Driving home from work one dark, New England mid-winter's evening—alone with my thoughts and taking the road less traveled to sit with them a while longer—I watched the pavement outside my windshield narrow and transform into a dirt path. Still passable, I slowed and moved ahead. And kept moving until my right-front Goodyear broke through an icy pothole.
One thread running through every vehicle I've ever owned is a standard transmission. So, channeling high school driver's ed, I began mechanically rocking my car forward and backward by shifting from first gear into reverse and then from reverse into first gear. Repeatedly.
Then repeatedly with more ego, anxiousness, and throttle.
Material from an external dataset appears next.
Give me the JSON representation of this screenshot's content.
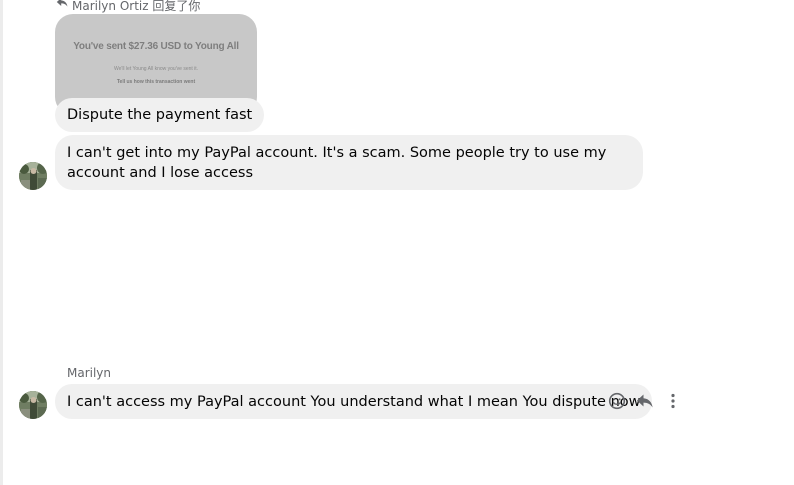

Whatever thoughts were on my mind driving home were out the window, replaced, at 11:00 pm, by the frustration of my inability to lift myself out of a rut. On failure's heels was embarrassment: specifically, knocking on the door of the only house around and asking robed homeowners if I could use their phone to summon a tow truck (the days of cellphone ubiquity were over the horizon).
Back in my car, I sat humbled and resigned. My battle lost, I waited for a bleary-eyed man to rumble up and hitch a hook to my bumper to complete my terms of surrender to the rut. After a few quiet minutes passed, a thought crossed my mind: why not try to move forward?
I pressed the clutch to the floor, turned the key, flicked the gear knob into first and, with the gentleness of a midnight snacker tiptoeing through the kitchen, gradually released the clutch from the floorboard with one foot while brushing the gas pedal with the other. Voilà. Just as quickly as I had gotten stuck I was unstuck.
Fast forward five minutes and I found myself apologizing profusely to the tow-truck driver, offering to pay him for his trouble. Accepting the former and graciously rejecting the latter, he gave me a wave of his gloved hand and I motored home.
I think back to my time on that dirt road now and then. Maybe what keeps us in ruts is holding on too tightly to where we want to be, and when; maybe that mindset acts like a shovel. What if letting go of our desire to control outcomes gives us the leverage we need to be free?